I noticed her eyeing the crayons while the other kids were mixing cornstarch and water to make goo, so I gave her paper and crayons to draw with even though she didn’t touch them for another ten minutes. I asked her why she wasn’t drawing, and she spoke her first words to my translator.

“I don’t know how to,” she said. She was one of two kids that day ranging from nine to 11 that told me they didn’t know how to draw. So, we learned together. I held her hand in mine and had her grip the pencils with the same fervor with which she gripped her green bag. She drew lines on the paper and on the desks, slowly leaving her worries about what was right and wrong, what the other kids thought, and even what I thought behind her. She drew flowers, animals, and even clouds – all things she wanted to learn about in her science class. She drew the goo and even other examples of liquids, solids, and gases.

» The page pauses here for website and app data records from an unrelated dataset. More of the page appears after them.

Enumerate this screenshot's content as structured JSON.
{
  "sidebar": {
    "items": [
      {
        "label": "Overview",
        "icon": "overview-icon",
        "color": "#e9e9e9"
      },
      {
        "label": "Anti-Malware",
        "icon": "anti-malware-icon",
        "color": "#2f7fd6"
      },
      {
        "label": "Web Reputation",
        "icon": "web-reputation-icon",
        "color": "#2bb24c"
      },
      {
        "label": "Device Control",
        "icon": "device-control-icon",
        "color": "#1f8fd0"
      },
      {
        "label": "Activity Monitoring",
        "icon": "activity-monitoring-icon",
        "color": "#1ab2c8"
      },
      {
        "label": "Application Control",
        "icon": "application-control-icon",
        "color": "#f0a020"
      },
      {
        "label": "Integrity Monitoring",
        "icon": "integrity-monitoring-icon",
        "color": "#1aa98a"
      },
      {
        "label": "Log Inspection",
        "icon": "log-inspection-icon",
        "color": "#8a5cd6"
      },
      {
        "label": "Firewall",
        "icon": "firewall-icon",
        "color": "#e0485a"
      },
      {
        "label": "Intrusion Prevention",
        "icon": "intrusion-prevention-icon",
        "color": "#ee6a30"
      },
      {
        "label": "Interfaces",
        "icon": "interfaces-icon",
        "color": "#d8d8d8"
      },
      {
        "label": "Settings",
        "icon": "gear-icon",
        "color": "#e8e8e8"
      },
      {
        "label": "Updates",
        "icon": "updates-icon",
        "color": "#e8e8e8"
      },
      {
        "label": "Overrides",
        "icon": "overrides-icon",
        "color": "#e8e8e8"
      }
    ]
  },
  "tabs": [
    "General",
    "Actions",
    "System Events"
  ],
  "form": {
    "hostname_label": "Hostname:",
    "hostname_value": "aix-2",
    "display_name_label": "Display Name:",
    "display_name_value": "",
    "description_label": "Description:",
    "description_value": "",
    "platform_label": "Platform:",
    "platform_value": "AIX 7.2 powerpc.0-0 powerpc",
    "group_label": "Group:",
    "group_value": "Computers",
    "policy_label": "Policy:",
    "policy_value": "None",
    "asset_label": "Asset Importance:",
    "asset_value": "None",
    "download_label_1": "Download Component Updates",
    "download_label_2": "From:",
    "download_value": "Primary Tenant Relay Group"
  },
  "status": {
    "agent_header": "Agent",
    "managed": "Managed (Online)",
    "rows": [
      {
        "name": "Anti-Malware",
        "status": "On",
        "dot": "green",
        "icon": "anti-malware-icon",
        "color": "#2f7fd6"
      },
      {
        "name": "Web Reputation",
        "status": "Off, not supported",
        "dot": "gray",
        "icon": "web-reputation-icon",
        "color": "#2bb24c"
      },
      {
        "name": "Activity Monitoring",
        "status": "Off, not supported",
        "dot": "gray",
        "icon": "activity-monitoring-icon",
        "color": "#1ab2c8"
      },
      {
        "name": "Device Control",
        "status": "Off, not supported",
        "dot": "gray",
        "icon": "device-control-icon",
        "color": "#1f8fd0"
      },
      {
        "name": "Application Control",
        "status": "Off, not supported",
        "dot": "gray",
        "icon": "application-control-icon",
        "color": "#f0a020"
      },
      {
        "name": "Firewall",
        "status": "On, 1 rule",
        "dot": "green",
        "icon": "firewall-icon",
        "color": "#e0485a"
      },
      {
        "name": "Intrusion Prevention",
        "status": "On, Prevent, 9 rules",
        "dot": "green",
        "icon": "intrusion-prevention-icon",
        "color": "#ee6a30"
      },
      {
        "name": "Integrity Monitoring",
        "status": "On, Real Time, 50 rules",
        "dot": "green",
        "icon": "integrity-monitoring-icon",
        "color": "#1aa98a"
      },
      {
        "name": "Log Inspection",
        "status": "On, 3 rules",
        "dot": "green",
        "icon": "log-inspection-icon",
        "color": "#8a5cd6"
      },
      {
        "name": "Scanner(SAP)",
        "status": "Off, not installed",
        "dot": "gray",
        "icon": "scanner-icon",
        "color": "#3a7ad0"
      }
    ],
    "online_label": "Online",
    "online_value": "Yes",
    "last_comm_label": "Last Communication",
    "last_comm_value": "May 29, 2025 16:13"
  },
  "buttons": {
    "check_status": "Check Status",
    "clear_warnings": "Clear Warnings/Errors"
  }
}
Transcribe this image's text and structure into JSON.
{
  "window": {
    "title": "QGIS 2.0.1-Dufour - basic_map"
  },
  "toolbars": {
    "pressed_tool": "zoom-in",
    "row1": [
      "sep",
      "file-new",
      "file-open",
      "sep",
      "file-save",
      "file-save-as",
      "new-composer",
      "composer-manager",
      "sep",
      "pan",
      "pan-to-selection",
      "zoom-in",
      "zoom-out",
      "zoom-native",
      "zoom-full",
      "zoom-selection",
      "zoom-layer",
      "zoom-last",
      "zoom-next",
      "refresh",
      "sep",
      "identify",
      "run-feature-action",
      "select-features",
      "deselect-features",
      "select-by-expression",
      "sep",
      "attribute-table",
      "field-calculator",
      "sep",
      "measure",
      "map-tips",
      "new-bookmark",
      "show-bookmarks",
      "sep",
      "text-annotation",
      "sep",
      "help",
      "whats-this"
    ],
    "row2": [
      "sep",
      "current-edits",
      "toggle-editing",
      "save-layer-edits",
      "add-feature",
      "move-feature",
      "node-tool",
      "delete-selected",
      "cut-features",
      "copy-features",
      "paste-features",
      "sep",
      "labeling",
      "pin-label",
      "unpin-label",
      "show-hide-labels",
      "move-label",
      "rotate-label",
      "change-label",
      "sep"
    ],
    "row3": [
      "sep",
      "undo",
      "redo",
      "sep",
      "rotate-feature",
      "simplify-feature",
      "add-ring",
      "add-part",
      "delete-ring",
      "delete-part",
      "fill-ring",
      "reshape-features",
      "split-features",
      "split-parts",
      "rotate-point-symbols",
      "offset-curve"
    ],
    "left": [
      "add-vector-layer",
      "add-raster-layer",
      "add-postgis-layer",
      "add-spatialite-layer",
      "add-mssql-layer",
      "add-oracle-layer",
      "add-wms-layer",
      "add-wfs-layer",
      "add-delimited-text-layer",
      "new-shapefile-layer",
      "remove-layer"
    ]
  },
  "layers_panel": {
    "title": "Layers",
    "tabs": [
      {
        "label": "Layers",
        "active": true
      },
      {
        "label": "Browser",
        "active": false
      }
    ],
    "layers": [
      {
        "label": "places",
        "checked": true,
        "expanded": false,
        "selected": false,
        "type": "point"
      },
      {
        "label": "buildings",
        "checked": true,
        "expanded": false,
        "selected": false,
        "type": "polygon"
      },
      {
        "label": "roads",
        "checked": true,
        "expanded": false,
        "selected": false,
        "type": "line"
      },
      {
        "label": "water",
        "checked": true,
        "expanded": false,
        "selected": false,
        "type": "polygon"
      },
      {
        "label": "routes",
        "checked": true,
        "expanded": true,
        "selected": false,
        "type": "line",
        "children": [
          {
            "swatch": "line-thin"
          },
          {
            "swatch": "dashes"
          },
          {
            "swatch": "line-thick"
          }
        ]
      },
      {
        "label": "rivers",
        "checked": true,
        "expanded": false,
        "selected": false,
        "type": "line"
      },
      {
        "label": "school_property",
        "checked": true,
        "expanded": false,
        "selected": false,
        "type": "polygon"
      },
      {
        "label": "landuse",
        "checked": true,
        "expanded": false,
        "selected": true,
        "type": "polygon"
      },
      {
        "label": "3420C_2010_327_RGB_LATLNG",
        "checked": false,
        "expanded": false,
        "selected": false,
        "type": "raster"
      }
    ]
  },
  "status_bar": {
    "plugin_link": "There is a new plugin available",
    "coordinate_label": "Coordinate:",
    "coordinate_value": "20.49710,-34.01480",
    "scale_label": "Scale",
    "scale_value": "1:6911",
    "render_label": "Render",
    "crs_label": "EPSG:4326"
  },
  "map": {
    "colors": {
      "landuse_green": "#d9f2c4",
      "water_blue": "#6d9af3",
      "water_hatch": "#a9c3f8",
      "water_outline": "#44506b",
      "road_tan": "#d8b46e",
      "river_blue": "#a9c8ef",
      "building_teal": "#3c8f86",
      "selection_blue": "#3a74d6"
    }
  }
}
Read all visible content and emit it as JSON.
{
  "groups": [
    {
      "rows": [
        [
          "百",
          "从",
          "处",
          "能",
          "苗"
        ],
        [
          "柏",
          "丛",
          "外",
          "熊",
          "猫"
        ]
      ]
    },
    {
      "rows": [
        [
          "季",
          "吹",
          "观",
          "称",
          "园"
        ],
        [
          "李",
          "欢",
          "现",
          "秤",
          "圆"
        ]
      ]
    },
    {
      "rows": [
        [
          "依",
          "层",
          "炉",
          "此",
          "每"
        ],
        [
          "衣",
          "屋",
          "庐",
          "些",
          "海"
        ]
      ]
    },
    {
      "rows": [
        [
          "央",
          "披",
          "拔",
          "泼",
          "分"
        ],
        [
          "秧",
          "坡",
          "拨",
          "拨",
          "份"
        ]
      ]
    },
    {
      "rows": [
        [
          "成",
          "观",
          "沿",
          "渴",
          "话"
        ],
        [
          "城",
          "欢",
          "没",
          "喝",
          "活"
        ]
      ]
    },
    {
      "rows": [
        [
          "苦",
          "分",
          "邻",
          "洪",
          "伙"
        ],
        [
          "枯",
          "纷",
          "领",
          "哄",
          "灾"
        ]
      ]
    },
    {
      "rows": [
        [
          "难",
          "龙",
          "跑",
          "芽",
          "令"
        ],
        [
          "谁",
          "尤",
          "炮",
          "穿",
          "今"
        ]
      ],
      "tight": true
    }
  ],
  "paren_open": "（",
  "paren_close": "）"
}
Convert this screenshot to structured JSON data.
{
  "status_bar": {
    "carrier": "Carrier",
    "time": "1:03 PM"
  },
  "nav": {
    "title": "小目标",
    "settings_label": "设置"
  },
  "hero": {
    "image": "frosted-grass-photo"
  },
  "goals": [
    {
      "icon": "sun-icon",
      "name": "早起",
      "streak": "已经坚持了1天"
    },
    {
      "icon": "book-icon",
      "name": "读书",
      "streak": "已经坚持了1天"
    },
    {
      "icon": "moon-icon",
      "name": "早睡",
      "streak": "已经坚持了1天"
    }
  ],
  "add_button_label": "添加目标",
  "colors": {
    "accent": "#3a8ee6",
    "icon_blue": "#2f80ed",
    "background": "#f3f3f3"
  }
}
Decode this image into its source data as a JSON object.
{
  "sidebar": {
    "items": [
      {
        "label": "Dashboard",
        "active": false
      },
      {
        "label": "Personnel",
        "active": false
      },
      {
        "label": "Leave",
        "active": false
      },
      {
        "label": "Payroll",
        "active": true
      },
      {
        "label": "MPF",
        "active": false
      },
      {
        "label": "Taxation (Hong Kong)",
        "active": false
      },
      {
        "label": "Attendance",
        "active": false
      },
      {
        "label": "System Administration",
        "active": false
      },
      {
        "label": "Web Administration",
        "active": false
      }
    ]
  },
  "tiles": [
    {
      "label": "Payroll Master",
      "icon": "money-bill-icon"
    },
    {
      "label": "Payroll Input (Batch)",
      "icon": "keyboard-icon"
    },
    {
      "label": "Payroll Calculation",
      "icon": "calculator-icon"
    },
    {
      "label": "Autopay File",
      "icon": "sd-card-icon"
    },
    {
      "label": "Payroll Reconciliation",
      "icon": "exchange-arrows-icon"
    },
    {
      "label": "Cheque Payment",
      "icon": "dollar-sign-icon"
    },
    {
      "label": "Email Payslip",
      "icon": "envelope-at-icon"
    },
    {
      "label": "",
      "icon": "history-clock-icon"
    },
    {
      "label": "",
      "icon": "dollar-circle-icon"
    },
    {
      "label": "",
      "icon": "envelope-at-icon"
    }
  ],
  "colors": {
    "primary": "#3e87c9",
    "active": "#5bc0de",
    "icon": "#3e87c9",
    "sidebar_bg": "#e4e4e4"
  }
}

She blew me away. Prior to the arrival of the kids this week, I took part in an intense orientation program, but Ala was my true introduction to Nablus. Here was this incredibly observant child that drew at the same level as her peers even though she had no idea how to hold a crayon. This beautiful girl with a green bag and a black-and-white polka dot headband that she kept losing left her refugee camp for possibly the first time in her life and entered a classroom filled with strangers. She is far braver than I could ever be, and it is a beautiful to watch her from across the room and share a smile or wink with her. I wonder where she goes home to, what her family is like, and where her sister is that was enrolled in my class but never made it through the door. But there’s time for that, space for her to open up if she wants to, and I sincerely hope that she does. I hope her classmates and her family find the same inspiration in her that I found when she walked into my door.

As she was walking out of my door that day, she slipped a piece of paper in my hand.

“Ala,” she wrote.

And it was then that I knew her name. It was then that I was introduced to the future of Nablus. And it blew me away. Ala